At the beginning of April, Ford UK and Time to Change launched the Elephant in the Transit campaign to raise awareness about mental health and to encourage people to speak out about it. According to data, one in four people in the UK experience mental health problems, yet it is not very widely spoken about.
It is also proven that men are less likely to speak out about their mental health problems, and therefore the Elephant in the Transit campaign is geared towards helping men feel more comfortable about discussing these struggles, as well as helping people to spot the symptoms of mental health among others.
Despite this and other high-profile campaigns, the latest research from the Business Barometer, which comes from Mercedes-Benz Vans UK says that 56% of van drivers and owners still say there is a stigma attached to discussing mental health at work. They spoke with more than 2,000 van drivers and owners, and one of the highest reasons given for the stigma was that commercial driving is a ‘male-dominated industry’.
The research was published on Monday as part of 2018’s Mental Health Awareness Week and we at TC Harrison Ford stand by any business that is trying to create more awareness and remove any stigma surrounding mental health. Government figures from the ONS Report 2001-2013 show that men between the ages of 20 and 49 are more likely to die from suicide than cancer, road accidents, or heart disease. Therefore, it is especially important that male-dominated work environments do more when it comes to challenging the stigmas and encouraging people to be open about mental health. Allowing people to feel more comfortable and confident to speak out about mental health issues could save lives, it is that important.
Those who don’t know a lot about mental health, use resources such as Time to Change, the Mental Health Foundation and Mind to discover more. It is so important to be able to spot if a friend, loved one or colleague is struggling with their mental health.
Everybody reacts differently to mental health issues and there are a wide range of symptoms that sufferers may or may not exhibit, some signs may be:
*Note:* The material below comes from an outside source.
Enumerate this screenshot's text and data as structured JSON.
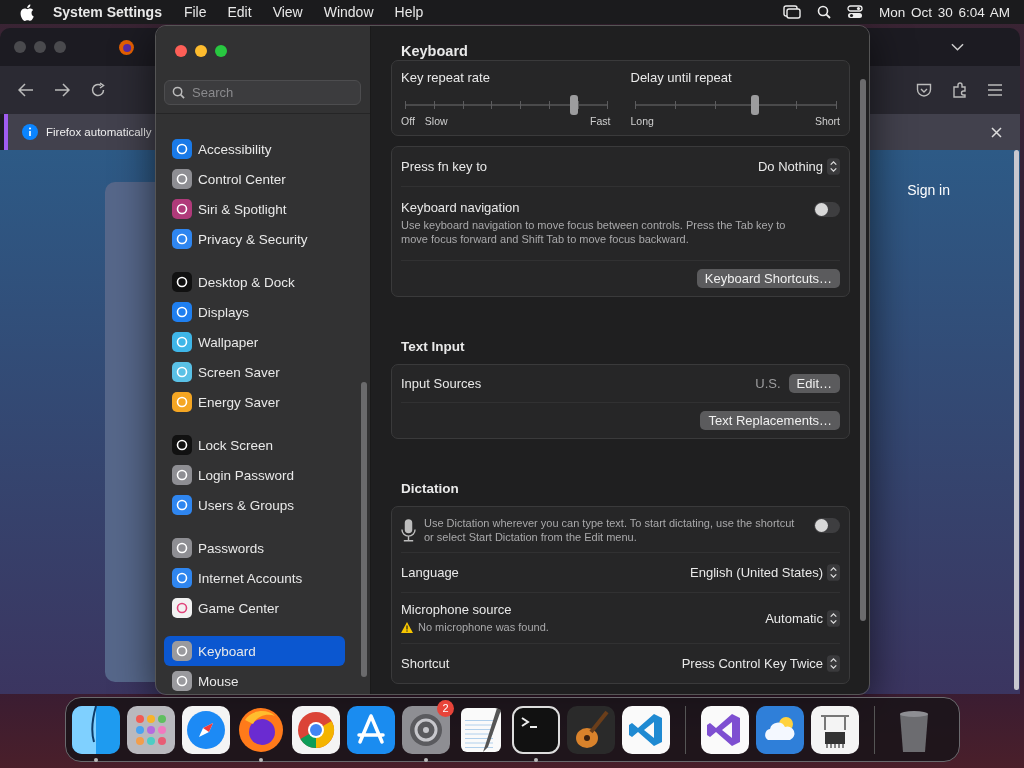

They are apathetic and show a lack of interest in their hobbies, social events, or anything else they are usually interested in
Withdrawing, including quietness, ‘zoning out’ or lack of interaction
Extreme emotional reactions to events, comments or situations, which you may feel seem out of proportion
They exhibit ‘high’ moments, or mania, which may include them fidgeting, speaking quickly and stumbling over their words, poor judgement and impulsive and risky behaviours (excessive spending is a very common symptom of mania)
Increased use of alcohol and / or drugs
Anger, including aggression and violence, self-loathing or passive aggression
Fluctuating moods and emotions
Being overly clingy or needy, which could be linked to abandonment anxiety
Ford and Time to Change put together their top five tips to use as a starting point for people who think those close to them are struggling with their mental health:
Start small by dropping them a text or a call
Find a good time and place
Go for a coffee
Ask them how they are and listen without interrupting or judging
Treat them the same way as you always have, no matter how they are acting of feeling, they are still the same person
If you are worried about a friend, family member or colleague and aren’t sure what to do, head to Time to Change for some advice.